I had, for several months, been craving — if you can crave reading a book — to read something by Terry Pratchett, so that is what I picked up. A couple of days after I began reading my chosen novel – Going Postal in this case (Terry Pratchett is the author of more than forty books so choosing one can be fairly time consuming) – I was at the coffee shop, book in tow, having a coffee with friends.
When asked what I was reading – when you’re a critic everyone wants to know either what you’re listening to or what you’re reading – and I told my friend, she got a look on her face rather like she had been eating a lemon and said simply “I’m not into fantasy.”
It was then that I wondered how many intelligent, well-humoured, highly literate people are missing out on one of the wittiest, most talented, and engaging authors currently living simply because some publishing house dickhead decided that writing stories about a place where magic is real and that take place on a flat world, riding on the backs of four giant elephants, who are standing on the shell of a giant turtle named A'Tuin, as it slowly swims through space, is fantasy.
OK, in retrospect it can sound a bit fantasy-esque, but his stories aren’t. Well no more than any stories filled with wizards, witches, small gods, gnomes, golems, elves, the undead, werewolves, vampires and even death. And by death I mean DEATH the man, the anthropomorphic personification of death. You know the fella’, the Grim Reaper, The Angel Of Death, the guy with the long black cloak and scythe who will come for you when you die.

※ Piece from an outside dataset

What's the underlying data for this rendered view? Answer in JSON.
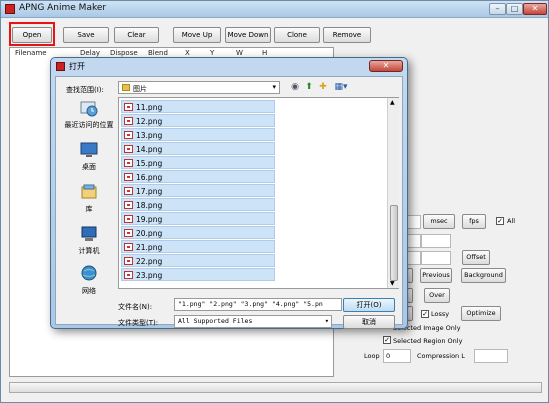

In Pratchett’s novels DEATH rides a giant white steed with a mane of blue flame named Binky (And what would you name your horse if you were DEATH?). Terry Pratchett’s DEATH is a rather sweet, kindly old-gentleman type man…person…whatever, who is rather curious about people and has a real love of humanity. And he is probably the most intelligent, multi-faceted and charming character in Pratchett’s entire arsenal of unforgettable and engaging characters; an array that is truly mind boggling.
The fact that Terry Pratchett’s Discworld series are only actually a series because they all happen on the same world seems to have escaped many. But by this definition anything written by John Grisham or Stephen King would be a series because they all happen on Earth.
Terry Pratchett’s Discworld novels are as much fantasy as Monty Python’s Life of Brian is a biblical epic. Yes, a few are about regular, recurring characters but they aren’t ALL about the same set of characters. And although they can swim through novels in which they are not the primary character this just serves to demonstrate what a rich, complex universe Pratchett has created.
One example would be the city of Ankh-Morpork, a city-state that is as corrupt as its river is polluted. The river Ankh is so polluted you can walk on it and even slice it into sections; it’s a river that oozes rather than flows. Ankh-Morpork is the largest city and spiritual and economic capital of the Discworld as well as being the home of the Unseen University, the only magical university on the Disc. Ankh-Morpork has the feel of a working medieval city with flavours of the Flintstones, or Gilligan’s Island. With ingenious gadgets galore, frequently aided by magic of course, to make life that much sweeter.
It is also the scene of much, rather comedic violence as it is also one of the few cities on the Disc that is multi-cultural. And in this instance multi-cultural means Dwarf and Troll, Vampire and Werewolf living side by side, all natural mortal enemies of course – think cats and dogs with battle axes, clubs, blood-sucking fangs and nasty claws.